Mutations were introduced using a “QuikChange Site-Directed Mutagenesis Kit” (STRATAGENE), also used for site-specific mutagenesis. Mutated DNA is used to transform the expression strain BL21(DE3)pLysS. Mutated clones were then subjected to screening and purified as described in example 2.
3. Random Mutagenesis
Libraries of recombinant HisVAC enzyme mutants were prepared by amplification of the gene of interest through error-prone PCR. Amplification was carried out under different mutagenesis conditions:

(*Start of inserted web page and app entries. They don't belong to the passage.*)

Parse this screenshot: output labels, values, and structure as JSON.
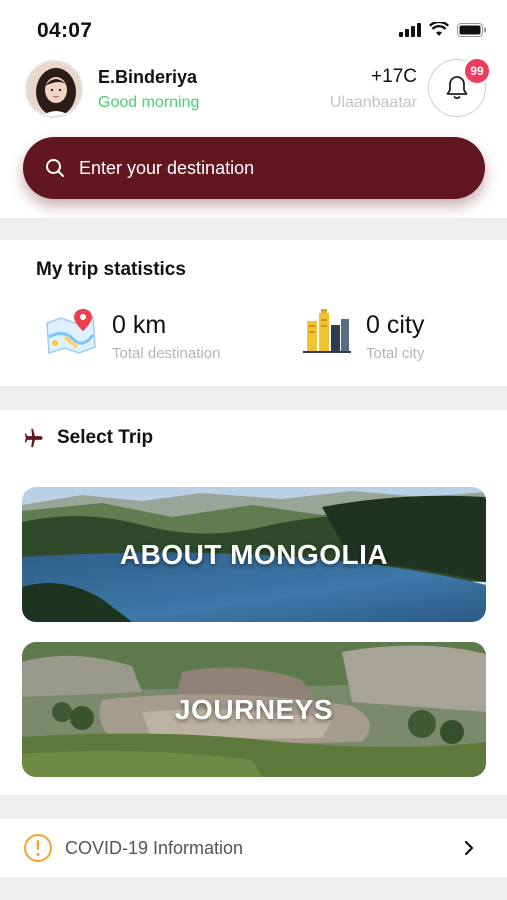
{
  "status_bar": {
    "time": "04:07"
  },
  "user": {
    "name": "E.Binderiya",
    "greeting": "Good morning"
  },
  "weather": {
    "temperature": "+17C",
    "city": "Ulaanbaatar"
  },
  "notifications": {
    "count": "99"
  },
  "search": {
    "placeholder": "Enter your destination"
  },
  "stats": {
    "title": "My trip statistics",
    "items": [
      {
        "value": "0 km",
        "label": "Total destination",
        "icon": "map-pin-icon"
      },
      {
        "value": "0 city",
        "label": "Total city",
        "icon": "city-buildings-icon"
      }
    ]
  },
  "trips": {
    "title": "Select Trip",
    "icon": "airplane-icon",
    "cards": [
      {
        "label": "ABOUT MONGOLIA"
      },
      {
        "label": "JOURNEYS"
      }
    ]
  },
  "covid": {
    "label": "COVID-19 Information"
  },
  "colors": {
    "brand": "#621620",
    "badge": "#ef3b5d",
    "greeting": "#4ccf6d",
    "warning": "#f0a531"
  }
}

pET24Δ-AcyHis expression plasmid (see below) was used as the DNA template and two designed oligonucleotides, RND-ACY-EXT (5′-CGAGATCTCGATCCCGCGAAA-3′[SEQ ID NO:4]) and RND-ACY-UP (5′-AACCAACCGTTTCATGATGCTTCGGC-3′[SEQ ID NO:5]), were used as the primers. These primers anneal to vector regions flanking the sites for NdeI and BamHI restriction enzymes, as shown in the following scheme:
In order to isolate the amplificated band (˜1.6 kb) from the DNA template (7.6 kb), PCR products are pooled and separated on agarose gel. Amplified DNA is then gel-purified and subjected to preparative digestion with NdeI and BamHI restriction enzymes. The digestion mixture is loaded on agarose gel and the fragment of interest (˜1.4 kb) is recovered and gel purified. The extracted DNA was subjected to O.N. digestion with NdeI and BamHI restriction enzymes; two fragments of 3.6 kb and 1.4 kb were obtained. The fragment of interest (3.6 kb) was recovered and gel-purified. DNA encoding for AcyHis enzyme, amplificated under mutagenesis conditions, digested and purified, is ligated to the expression vector pET24Δ(BgIII-Tth111)-AcyHis. The ligation mixture is used to transform E. coli strain JM109.

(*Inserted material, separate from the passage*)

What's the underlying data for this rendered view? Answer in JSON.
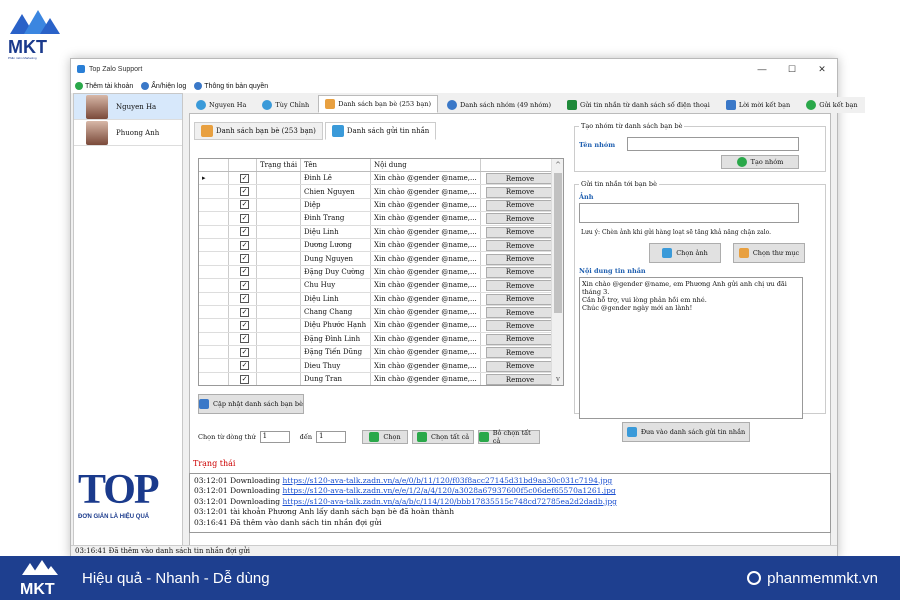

In order to transfer the “mutants library” in E. coli BL21(DE3)pLysS (expression strain), the cells are transformed with the pool of plasmid DNA which contains all the obtained mutants. For this purpose all the colonies obtained by transformation of the JM109 cells with the ligation product are resuspended in selective medium and total plasmid DNA is extracted. This DNA is used to transform BL21(DE3)pLysS expression strain.
Kinetics parameters of the mutants and HisVAC acylase were determined measuring the hydrolysis of cephalosporin C or glutaryl 7-ACA in 0.1 M phosphate buffer solution, pH 8.0 at 37° C. (then converted in units at 25° C.). The amount of 7-ACA is determined spectrophotometrically, using a standard curve, measuring the yellow intensity at 415 nm (Schiff base), resulting upon reaction with p-dimethylaminobenzaldehyde, using modified Bulasingham method (Biochem. Biophys. Acta 276, 250, 1972).
One acylase unit is the amount of enzyme (in solution or immobilized) which, under the assay conditions, produces one micromole of 7-ACA/minute.
According to the data reported in the following tables, the mutants of the invention have better kinetic properties on cephalosporin C than on glutaryl-7-ACA compared with wild-type HisVAC acylase.
Moreover, mutant A215Y is more stable at temperatures higher than 25° C.
Product-inhibition data are reported in the following table. The data show significant changes in product inhibition of mutated acylases with respect to wild-type HisVAC.